Free format text: ASSIGNMENT OF ASSIGNORS INTEREST.;ASSIGNORS:SATOU, KIYOSHI;HARA, TAKAAKI;REEL/FRAME:005914/0213
Effective date: 19910927
|Sep 30, 1996||FPAY||Fee payment|
Year of fee payment: 4
|Oct 30, 2000||FPAY||Fee payment|
Year of fee payment: 8
|Dec 8, 2004||REMI||Maintenance fee reminder mailed|
|May 25, 2005||LAPS||Lapse for failure to pay maintenance fees|

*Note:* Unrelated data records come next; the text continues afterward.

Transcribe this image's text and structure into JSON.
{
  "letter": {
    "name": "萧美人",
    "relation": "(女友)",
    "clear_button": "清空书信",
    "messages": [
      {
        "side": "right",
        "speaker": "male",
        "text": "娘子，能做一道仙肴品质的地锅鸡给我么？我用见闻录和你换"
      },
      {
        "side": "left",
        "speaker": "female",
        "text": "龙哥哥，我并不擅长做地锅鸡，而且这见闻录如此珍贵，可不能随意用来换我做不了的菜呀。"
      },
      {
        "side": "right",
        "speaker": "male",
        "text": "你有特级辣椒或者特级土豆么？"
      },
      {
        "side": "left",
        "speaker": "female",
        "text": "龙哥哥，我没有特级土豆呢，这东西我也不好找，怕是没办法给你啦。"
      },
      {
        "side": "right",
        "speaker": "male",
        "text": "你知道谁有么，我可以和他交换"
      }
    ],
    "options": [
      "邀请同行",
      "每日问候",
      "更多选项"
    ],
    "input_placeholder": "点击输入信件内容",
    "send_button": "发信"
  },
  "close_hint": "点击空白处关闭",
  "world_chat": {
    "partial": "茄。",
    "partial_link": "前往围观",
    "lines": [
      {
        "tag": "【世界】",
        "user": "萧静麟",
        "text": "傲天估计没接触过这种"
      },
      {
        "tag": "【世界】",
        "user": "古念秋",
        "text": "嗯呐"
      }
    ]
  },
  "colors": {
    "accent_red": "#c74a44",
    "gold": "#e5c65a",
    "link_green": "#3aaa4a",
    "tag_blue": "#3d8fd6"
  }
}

|Jul 19, 2005||FP||Expired due to failure to pay maintenance fee|
Effective date: 20050525